WORK INSTRUCTION
Looking at the records below, state how many lines include the string "Görüntülenme" and add nothing further.

Records from a collection

━━━━━━━━

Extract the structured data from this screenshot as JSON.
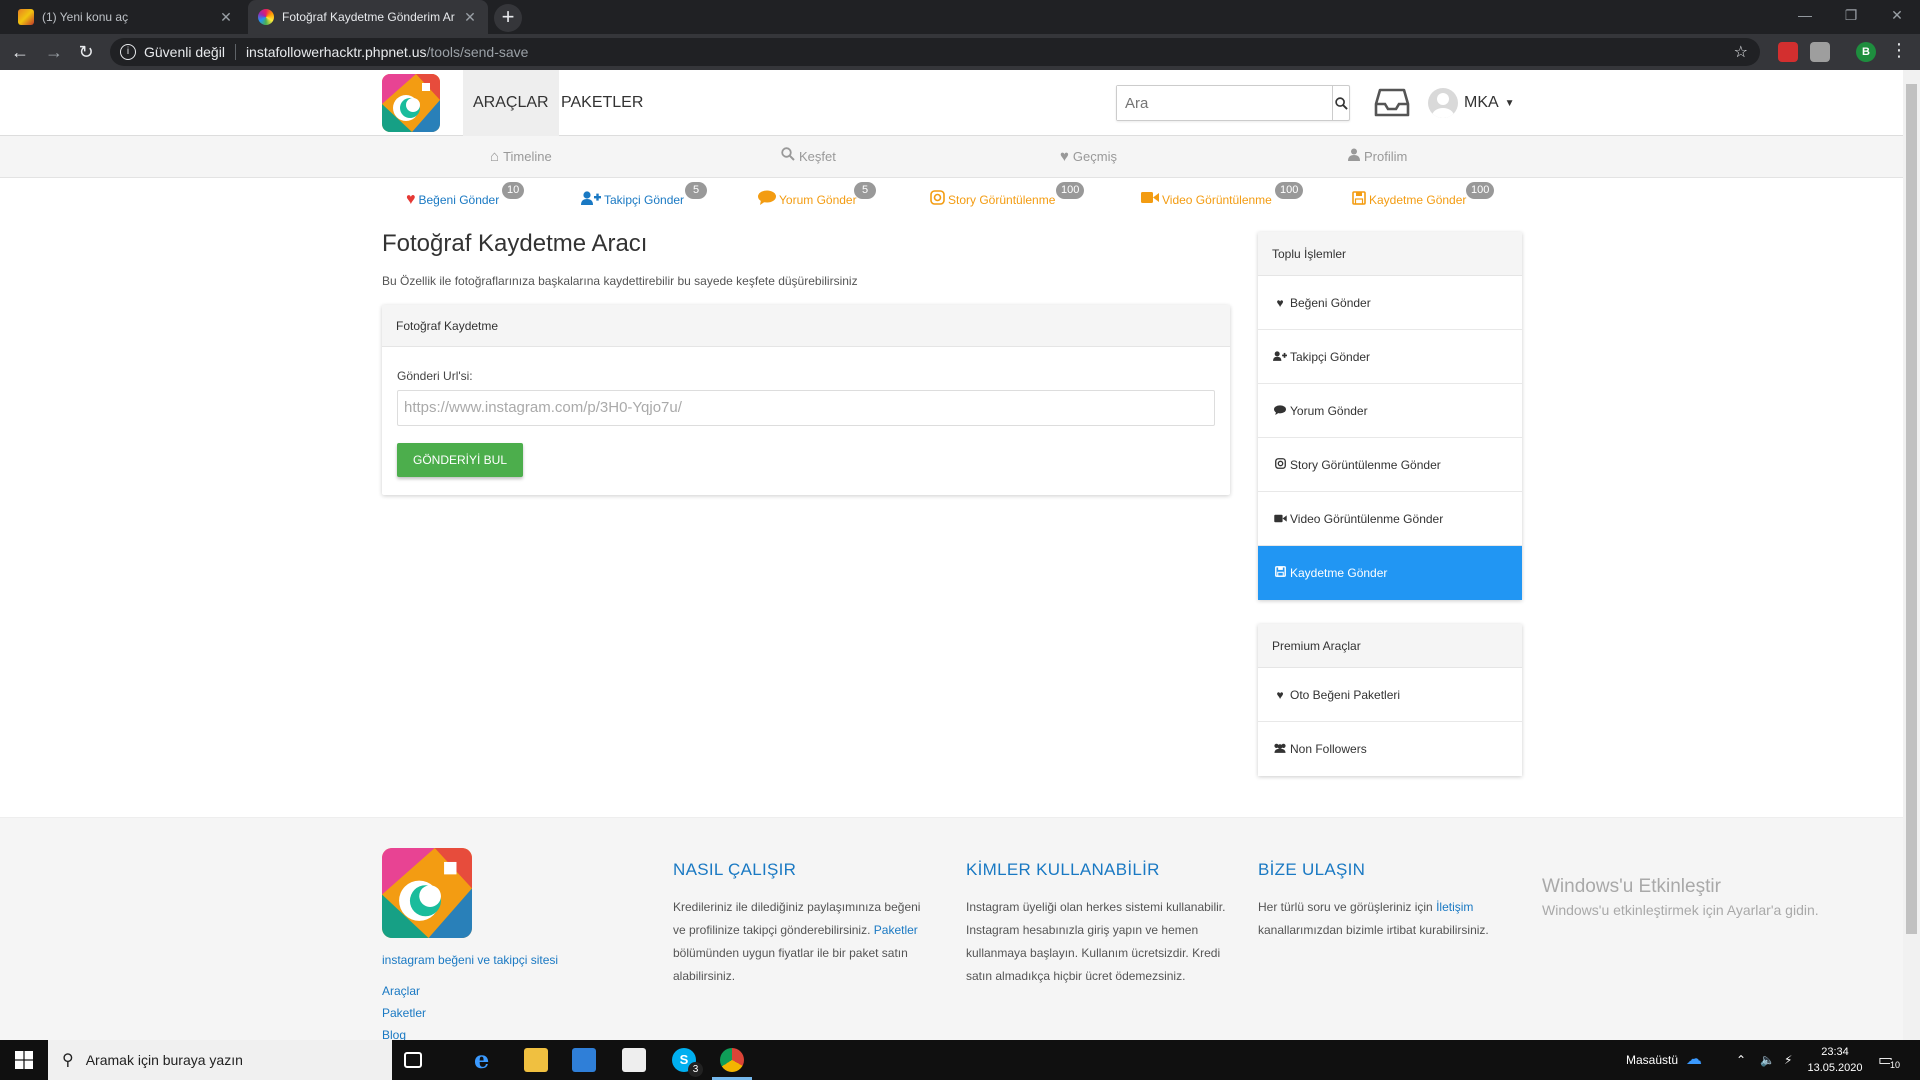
{
  "browser": {
    "tabs": [
      {
        "title": "(1) Yeni konu aç",
        "active": false
      },
      {
        "title": "Fotoğraf Kaydetme Gönderim Ar",
        "active": true
      }
    ],
    "security_label": "Güvenli değil",
    "url_host": "instafollowerhacktr.phpnet.us",
    "url_path": "/tools/send-save",
    "profile_initial": "B"
  },
  "navbar": {
    "links": [
      {
        "label": "ARAÇLAR",
        "active": true
      },
      {
        "label": "PAKETLER",
        "active": false
      }
    ],
    "search_placeholder": "Ara",
    "username": "MKA"
  },
  "subnav": [
    {
      "label": "Timeline",
      "icon": "home-icon"
    },
    {
      "label": "Keşfet",
      "icon": "search-icon"
    },
    {
      "label": "Geçmiş",
      "icon": "heart-icon"
    },
    {
      "label": "Profilim",
      "icon": "user-icon"
    }
  ],
  "credits": [
    {
      "label": "Beğeni Gönder",
      "count": "10",
      "icon": "heart-icon",
      "color": "#e53935"
    },
    {
      "label": "Takipçi Gönder",
      "count": "5",
      "icon": "user-plus-icon",
      "color": "#1a79c3"
    },
    {
      "label": "Yorum Gönder",
      "count": "5",
      "icon": "comment-icon",
      "color": "#f39c12"
    },
    {
      "label": "Story Görüntülenme",
      "count": "100",
      "icon": "instagram-icon",
      "color": "#f39c12"
    },
    {
      "label": "Video Görüntülenme",
      "count": "100",
      "icon": "video-icon",
      "color": "#f39c12"
    },
    {
      "label": "Kaydetme Gönder",
      "count": "100",
      "icon": "save-icon",
      "color": "#f39c12"
    }
  ],
  "main": {
    "title": "Fotoğraf Kaydetme Aracı",
    "description": "Bu Özellik ile fotoğraflarınıza başkalarına kaydettirebilir bu sayede keşfete düşürebilirsiniz",
    "panel_title": "Fotoğraf Kaydetme",
    "field_label": "Gönderi Url'si:",
    "field_placeholder": "https://www.instagram.com/p/3H0-Yqjo7u/",
    "button_label": "GÖNDERİYİ BUL"
  },
  "sidebar": {
    "bulk_title": "Toplu İşlemler",
    "bulk_items": [
      {
        "label": "Beğeni Gönder",
        "icon": "heart-icon",
        "active": false
      },
      {
        "label": "Takipçi Gönder",
        "icon": "user-plus-icon",
        "active": false
      },
      {
        "label": "Yorum Gönder",
        "icon": "comment-icon",
        "active": false
      },
      {
        "label": "Story Görüntülenme Gönder",
        "icon": "instagram-icon",
        "active": false
      },
      {
        "label": "Video Görüntülenme Gönder",
        "icon": "video-icon",
        "active": false
      },
      {
        "label": "Kaydetme Gönder",
        "icon": "save-icon",
        "active": true
      }
    ],
    "premium_title": "Premium Araçlar",
    "premium_items": [
      {
        "label": "Oto Beğeni Paketleri",
        "icon": "heartbeat-icon"
      },
      {
        "label": "Non Followers",
        "icon": "users-icon"
      }
    ]
  },
  "footer": {
    "tagline": "instagram beğeni ve takipçi sitesi",
    "links": [
      "Araçlar",
      "Paketler",
      "Blog"
    ],
    "how": {
      "title": "NASIL ÇALIŞIR",
      "text_1": "Kredileriniz ile dilediğiniz paylaşımınıza beğeni ve profilinize takipçi gönderebilirsiniz.",
      "link": "Paketler",
      "text_2": "bölümünden uygun fiyatlar ile bir paket satın alabilirsiniz."
    },
    "who": {
      "title": "KİMLER KULLANABİLİR",
      "text": "Instagram üyeliği olan herkes sistemi kullanabilir. Instagram hesabınızla giriş yapın ve hemen kullanmaya başlayın. Kullanım ücretsizdir. Kredi satın almadıkça hiçbir ücret ödemezsiniz."
    },
    "contact": {
      "title": "BİZE ULAŞIN",
      "text_1": "Her türlü soru ve görüşleriniz için",
      "link": "İletişim",
      "text_2": "kanallarımızdan bizimle irtibat kurabilirsiniz."
    }
  },
  "watermark": {
    "line1": "Windows'u Etkinleştir",
    "line2": "Windows'u etkinleştirmek için Ayarlar'a gidin."
  },
  "taskbar": {
    "search_placeholder": "Aramak için buraya yazın",
    "desktop_label": "Masaüstü",
    "skype_badge": "3",
    "time": "23:34",
    "date": "13.05.2020",
    "notification_count": "10"
  },
  "colors": {
    "accent_blue": "#2196f3",
    "link_blue": "#1a79c3",
    "button_green": "#4cae4c",
    "orange": "#f39c12",
    "heart_red": "#e53935"
  }
}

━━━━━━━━

TASK ANSWER
4